Fighting climate change has become the greatest responsibility of our times. And this is why in Europe, we have set our objective: to become the first carbon-neutral continent by 2050.
This means leading an entire continent towards transitioning to clean energy, reinventing our infrastructure, and much, much more. It may sound abstract, and it sounds huge. And yes, it's actually both. And it is also possible. Why?
In the European Union, we have a good record of turning ambitions into successes. We are a political and economic union with 27 countries and the total population of 450 million people. On the ashes of two world wars, we have secured lasting peace among us. From a divided continent, we have created a union without borders. And I strongly believe we can also achieve our next challenge: becoming the first carbon-neutral continent.
When I became president of the European Commission, I sent a clear signal. In the first two weeks, I tabled the European Green Deal. This European Green Deal is both our vision for a climate-neutral continent and a very dedicated road map to this goal. It is 50 actions for 2050, ranging from the first-ever European climate law, to circular economy, to a biodiversity strategy, planting trees, protecting precious nature and animals, recycling and waste management, just to name a few.
When the coronavirus pandemic hit, we resolved not to let our objective be derailed. The economic and social crisis created by the pandemic cannot be an excuse to postpone the transition towards a cleaner and healthier future. On the opposite, they create an additional accelerator to mobilize and to move ahead. Of course, not everyone agreed. Some in the industry told us it was impossible to remain competitive under these new constraints. Some unions were afraid jobs would be lost and workers forgotten. Some politicians said it was not realistic. We listened to them, but we also listened to other facts and arguments: the large international support to the Paris Agreement, science with robust data, and more data every year, the evidence of climate shifting all around us.
We all know it by now: glaciers melting, forest fires, more extreme weather events. And this is just the beginning. We saw the prospect of many new jobs created by the transition; European citizens, who, in their overwhelming majority, consider that climate change is a very serious problem; our youth demanding action for their future, and rightly so.
Building on this, in September 2020, we announced we would go one step further. We moved from a 40 percent reduction of greenhouse gas emissions by 2030 to an at least 55 percent reduction by 2030. We are taking this bold commitment for two reasons. First, we already know that we need to push further if we're serious about reaching our 2050 objective, which we are. And second, the more we progress, the more we rally.
Our 2030 and 2050 time lines are ambitious. They are also necessary. Solving climate change will help solve a host of other problems. Ignoring it will only precipitate them, as we see with the link between the loss of biodiversity and zoonotic viruses like the coronavirus. I know some are concerned with this transition, and I want to tell them these concerns are legitimate. But we have the knowledge, we have the technology, we have now the resources to accompany this change and make this transition just.

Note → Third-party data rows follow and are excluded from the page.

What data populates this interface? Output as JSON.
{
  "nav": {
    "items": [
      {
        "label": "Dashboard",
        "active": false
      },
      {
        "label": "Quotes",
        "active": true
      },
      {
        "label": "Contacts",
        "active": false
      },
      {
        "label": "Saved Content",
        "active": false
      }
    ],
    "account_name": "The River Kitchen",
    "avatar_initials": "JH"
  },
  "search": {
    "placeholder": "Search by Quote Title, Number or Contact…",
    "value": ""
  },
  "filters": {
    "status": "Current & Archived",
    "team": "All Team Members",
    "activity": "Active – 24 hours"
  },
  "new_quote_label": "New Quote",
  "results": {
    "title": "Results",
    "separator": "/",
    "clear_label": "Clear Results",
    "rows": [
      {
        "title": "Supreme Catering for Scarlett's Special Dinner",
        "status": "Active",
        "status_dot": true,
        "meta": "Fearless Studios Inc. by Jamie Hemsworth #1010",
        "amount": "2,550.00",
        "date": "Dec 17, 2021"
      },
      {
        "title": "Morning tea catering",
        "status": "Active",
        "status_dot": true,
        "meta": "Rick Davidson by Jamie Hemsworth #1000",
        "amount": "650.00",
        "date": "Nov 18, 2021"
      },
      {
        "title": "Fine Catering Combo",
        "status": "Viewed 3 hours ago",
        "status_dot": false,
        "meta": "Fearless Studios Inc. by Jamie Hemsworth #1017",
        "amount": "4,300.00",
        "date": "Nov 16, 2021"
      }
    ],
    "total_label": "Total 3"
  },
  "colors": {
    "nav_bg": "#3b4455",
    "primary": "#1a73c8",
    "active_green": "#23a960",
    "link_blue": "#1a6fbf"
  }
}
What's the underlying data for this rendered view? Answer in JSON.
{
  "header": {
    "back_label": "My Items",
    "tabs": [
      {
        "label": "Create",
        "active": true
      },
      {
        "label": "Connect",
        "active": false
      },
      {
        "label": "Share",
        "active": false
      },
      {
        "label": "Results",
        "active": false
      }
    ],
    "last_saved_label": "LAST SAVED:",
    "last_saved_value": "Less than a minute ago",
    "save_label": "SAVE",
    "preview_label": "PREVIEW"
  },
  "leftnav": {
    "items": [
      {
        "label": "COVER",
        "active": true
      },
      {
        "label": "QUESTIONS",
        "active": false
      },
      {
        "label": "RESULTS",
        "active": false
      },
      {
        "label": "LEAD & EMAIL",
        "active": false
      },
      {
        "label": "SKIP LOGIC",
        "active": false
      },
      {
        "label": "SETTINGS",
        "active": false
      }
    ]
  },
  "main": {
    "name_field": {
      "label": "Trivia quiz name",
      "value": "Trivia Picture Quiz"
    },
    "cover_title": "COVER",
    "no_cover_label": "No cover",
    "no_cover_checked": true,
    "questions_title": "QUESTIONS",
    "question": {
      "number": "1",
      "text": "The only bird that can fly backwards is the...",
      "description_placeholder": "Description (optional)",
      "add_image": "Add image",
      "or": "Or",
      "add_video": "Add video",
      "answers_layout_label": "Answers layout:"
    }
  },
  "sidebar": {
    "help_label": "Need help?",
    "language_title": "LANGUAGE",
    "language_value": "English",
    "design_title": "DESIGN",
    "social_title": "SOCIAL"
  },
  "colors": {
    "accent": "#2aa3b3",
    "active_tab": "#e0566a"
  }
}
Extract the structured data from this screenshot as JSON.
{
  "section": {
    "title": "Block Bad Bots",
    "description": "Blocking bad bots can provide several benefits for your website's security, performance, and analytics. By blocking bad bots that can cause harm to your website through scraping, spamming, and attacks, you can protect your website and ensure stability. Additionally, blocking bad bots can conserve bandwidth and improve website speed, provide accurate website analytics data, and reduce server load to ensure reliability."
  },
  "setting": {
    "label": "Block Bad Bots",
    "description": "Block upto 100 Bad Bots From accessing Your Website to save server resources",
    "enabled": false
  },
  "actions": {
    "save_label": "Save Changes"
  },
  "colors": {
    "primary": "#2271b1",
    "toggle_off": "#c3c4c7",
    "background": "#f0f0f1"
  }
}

We are directing our recovery in this direction. If we get it right, a third of our recovery money, called Next Generation EU, and of our long-term budget will go to climate goals and climate projects. And this is more than 600 billion euros.
Now, addressing climate change will need more than politicians and more than a continent. States, companies, cities, citizens everywhere need to move in the same direction and to sustain their action over the long term. The European Union is open to cooperate with anyone who's ready to engage in this journey. Fixing climate change calls for everyone's action every day. You can count on me. I count on you.